- _TASK TO COMPLETE_:
Copy the following data exactly and drop the pictures.

- _RECORDS TO USE_:
————————
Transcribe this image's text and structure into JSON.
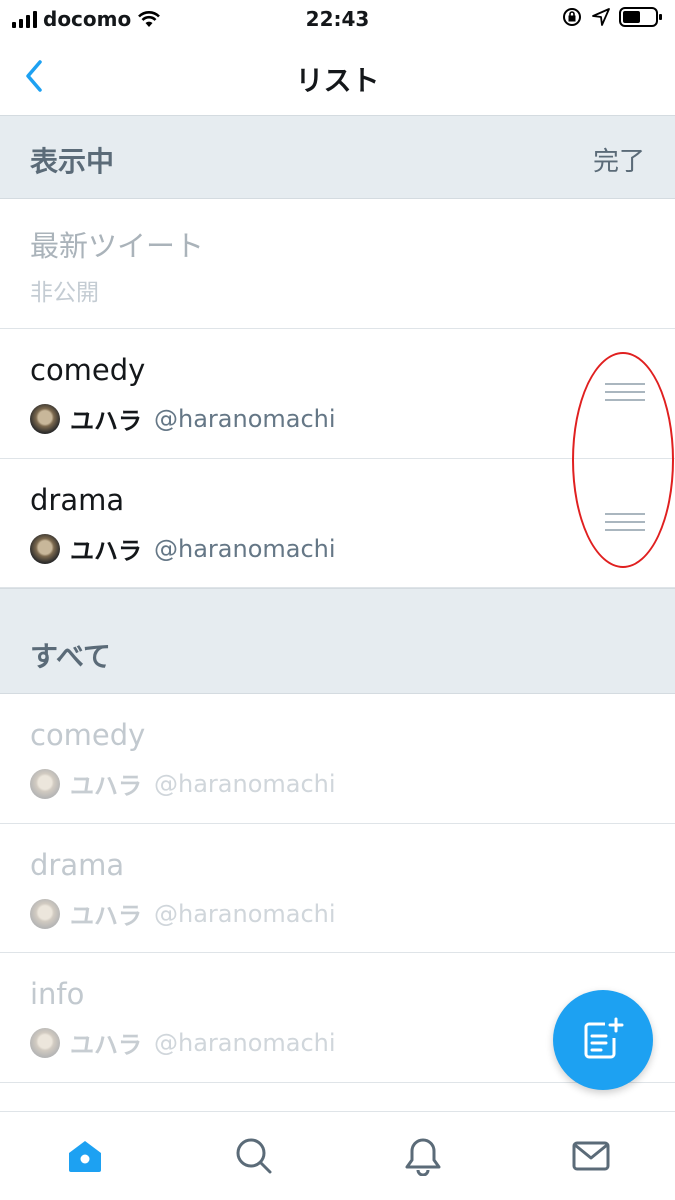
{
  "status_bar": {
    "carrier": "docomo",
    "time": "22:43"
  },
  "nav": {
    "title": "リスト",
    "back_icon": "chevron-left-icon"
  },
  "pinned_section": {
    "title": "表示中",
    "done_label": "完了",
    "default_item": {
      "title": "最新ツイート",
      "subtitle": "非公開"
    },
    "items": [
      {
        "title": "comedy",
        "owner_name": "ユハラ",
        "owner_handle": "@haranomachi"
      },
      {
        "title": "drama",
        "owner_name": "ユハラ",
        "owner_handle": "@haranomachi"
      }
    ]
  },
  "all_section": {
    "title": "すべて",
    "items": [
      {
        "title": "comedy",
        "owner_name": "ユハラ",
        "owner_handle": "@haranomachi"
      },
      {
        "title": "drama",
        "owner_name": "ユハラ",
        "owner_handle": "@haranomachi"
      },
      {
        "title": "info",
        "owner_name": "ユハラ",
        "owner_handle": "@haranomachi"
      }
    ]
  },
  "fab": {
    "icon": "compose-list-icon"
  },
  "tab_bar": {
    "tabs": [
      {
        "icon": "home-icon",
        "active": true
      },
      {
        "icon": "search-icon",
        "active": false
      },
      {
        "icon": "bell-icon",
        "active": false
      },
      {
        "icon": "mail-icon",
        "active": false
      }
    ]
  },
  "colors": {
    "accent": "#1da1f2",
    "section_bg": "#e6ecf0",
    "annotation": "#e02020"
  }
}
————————
- _SOLUTION TO THIS PROBLEM_:
Transcribe this image's text and structure into JSON.
{
  "status_bar": {
    "carrier": "docomo",
    "time": "22:43"
  },
  "nav": {
    "title": "リスト",
    "back_icon": "chevron-left-icon"
  },
  "pinned_section": {
    "title": "表示中",
    "done_label": "完了",
    "default_item": {
      "title": "最新ツイート",
      "subtitle": "非公開"
    },
    "items": [
      {
        "title": "comedy",
        "owner_name": "ユハラ",
        "owner_handle": "@haranomachi"
      },
      {
        "title": "drama",
        "owner_name": "ユハラ",
        "owner_handle": "@haranomachi"
      }
    ]
  },
  "all_section": {
    "title": "すべて",
    "items": [
      {
        "title": "comedy",
        "owner_name": "ユハラ",
        "owner_handle": "@haranomachi"
      },
      {
        "title": "drama",
        "owner_name": "ユハラ",
        "owner_handle": "@haranomachi"
      },
      {
        "title": "info",
        "owner_name": "ユハラ",
        "owner_handle": "@haranomachi"
      }
    ]
  },
  "fab": {
    "icon": "compose-list-icon"
  },
  "tab_bar": {
    "tabs": [
      {
        "icon": "home-icon",
        "active": true
      },
      {
        "icon": "search-icon",
        "active": false
      },
      {
        "icon": "bell-icon",
        "active": false
      },
      {
        "icon": "mail-icon",
        "active": false
      }
    ]
  },
  "colors": {
    "accent": "#1da1f2",
    "section_bg": "#e6ecf0",
    "annotation": "#e02020"
  }
}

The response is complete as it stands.